I wish you to do this automatization as you suggested.

More explanations in terms of software development:
PPP daemon, for example, is reading a radius client file and it gets the configuration for radius server from there. Also it has a bindaddr directive which you can specify the source IP address from where to generate the UDP packets for RADIUS client. Simple as that. The communication is done between bindaddr and RADIUS IP and vice-versa which doesn't care the routing paths as long RADIUS servers knows how to reach back to this "bindaddr". No NAT, no static routes, no hacks. Just pure IP routing.
BTW this was an implementation done by me and accepted by PPP team and I'm not a software developer.

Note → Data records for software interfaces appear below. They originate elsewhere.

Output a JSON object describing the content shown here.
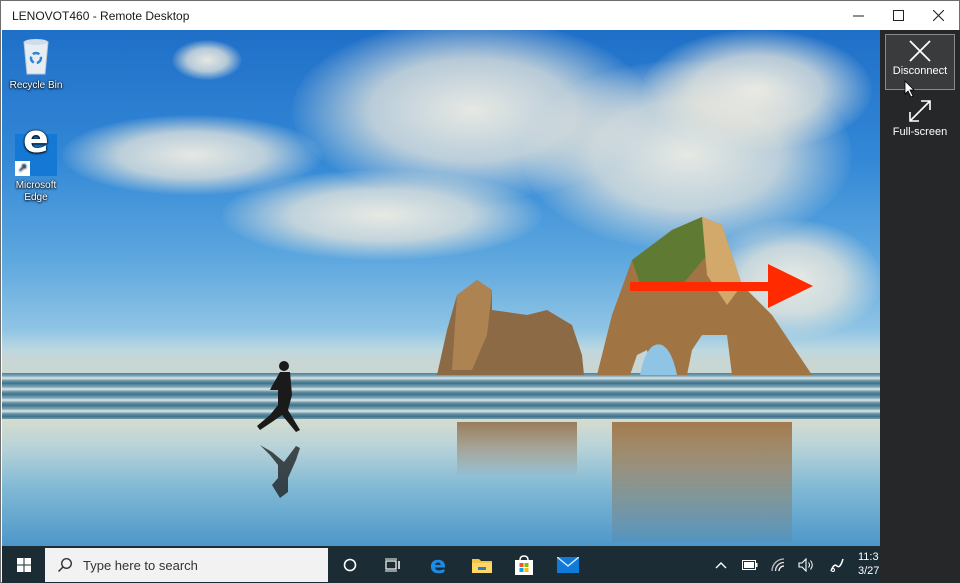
{
  "window": {
    "title": "LENOVOT460 - Remote Desktop",
    "controls": [
      "minimize",
      "maximize",
      "close"
    ]
  },
  "desktop": {
    "icons": [
      {
        "label": "Recycle Bin",
        "icon": "recycle-bin-icon"
      },
      {
        "label": "Microsoft Edge",
        "icon": "edge-icon"
      }
    ],
    "annotation": {
      "type": "arrow",
      "color": "#ff2a00",
      "direction": "right"
    }
  },
  "side_panel": {
    "buttons": [
      {
        "label": "Disconnect",
        "icon": "close-icon",
        "active": true
      },
      {
        "label": "Full-screen",
        "icon": "fullscreen-icon",
        "active": false
      }
    ]
  },
  "taskbar": {
    "search_placeholder": "Type here to search",
    "pinned": [
      "cortana",
      "task-view",
      "edge",
      "file-explorer",
      "microsoft-store",
      "mail"
    ],
    "tray": [
      "show-hidden-icons",
      "battery",
      "wifi",
      "volume",
      "pen"
    ],
    "clock_time": "11:3",
    "clock_date": "3/27"
  },
  "colors": {
    "taskbar": "#1b2c34",
    "side_panel": "#262728",
    "accent": "#0078d7",
    "arrow": "#ff2a00"
  }
}
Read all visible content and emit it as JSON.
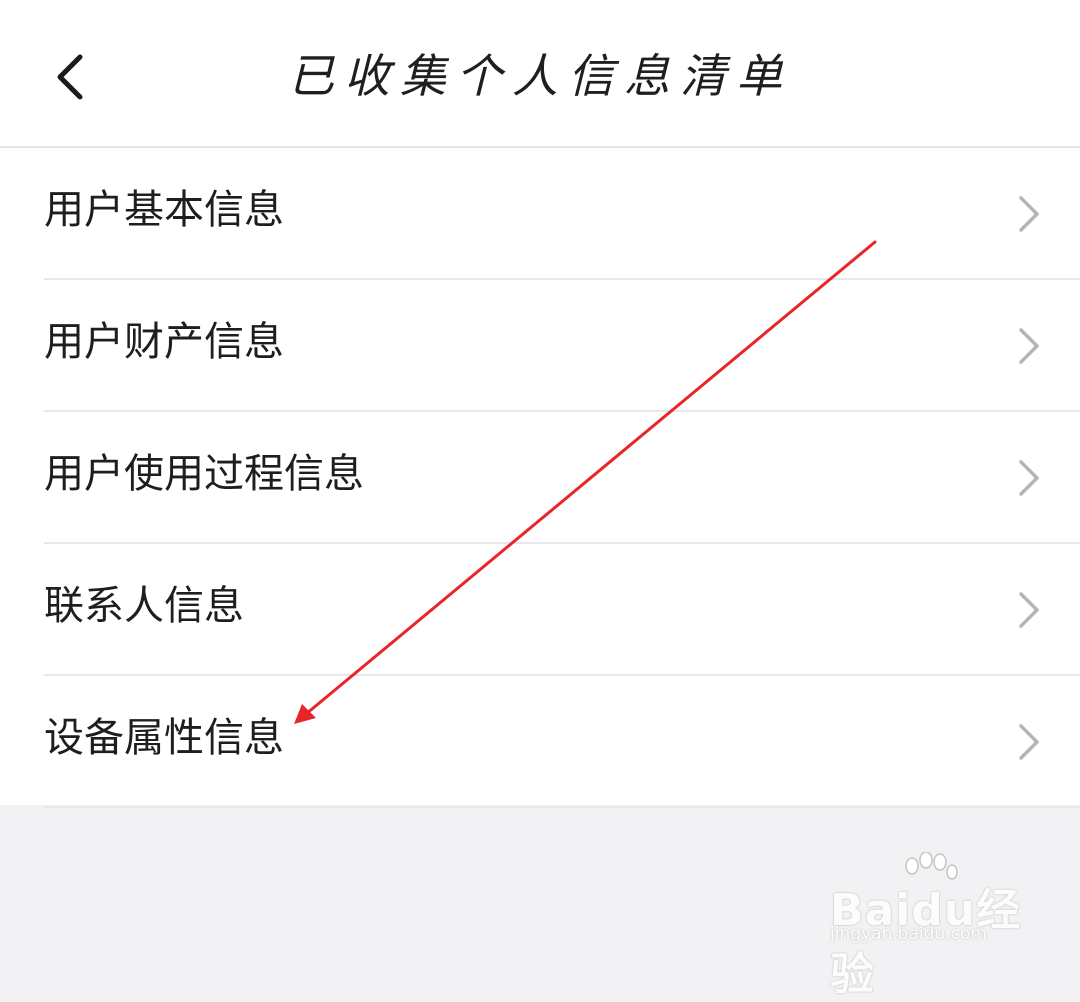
{
  "header": {
    "title": "已收集个人信息清单",
    "back_icon": "chevron-left-icon"
  },
  "menu": {
    "items": [
      {
        "label": "用户基本信息"
      },
      {
        "label": "用户财产信息"
      },
      {
        "label": "用户使用过程信息"
      },
      {
        "label": "联系人信息"
      },
      {
        "label": "设备属性信息"
      }
    ],
    "item_icon": "chevron-right-icon"
  },
  "annotation": {
    "arrow_color": "#e8262a"
  },
  "watermark": {
    "brand": "Baidu经验",
    "url": "jingyan.baidu.com"
  },
  "colors": {
    "background": "#f2f2f4",
    "surface": "#ffffff",
    "chevron": "#b5b5b8"
  }
}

And yes Tobias, you can add a "dummy" interface, rename it as lo1 and add a /32 IP. Redistribute in the network and you can access the router over this IP! Is not rocket science!
Binding a software over this IP it will guarantee a stable interface and a fix source IP in case of multiple paths towards a destination, in this case RADIUS server!
SSH is another example to have a FIX ip over a loopback and not looking into the whole list of the IPs of the router to be able to connect to it in case one link is down.

RTA_PREFSRC it could be a solution, but is based in the routing side. For me sounds like patch something at outside which is broken inside. I'm not a software developer, but I couldn't see anything related to IPv4, only for IPv6.

But is useless to talk about this anymore because you already denied an implementation for a such feature.

Also available in: Atom PDF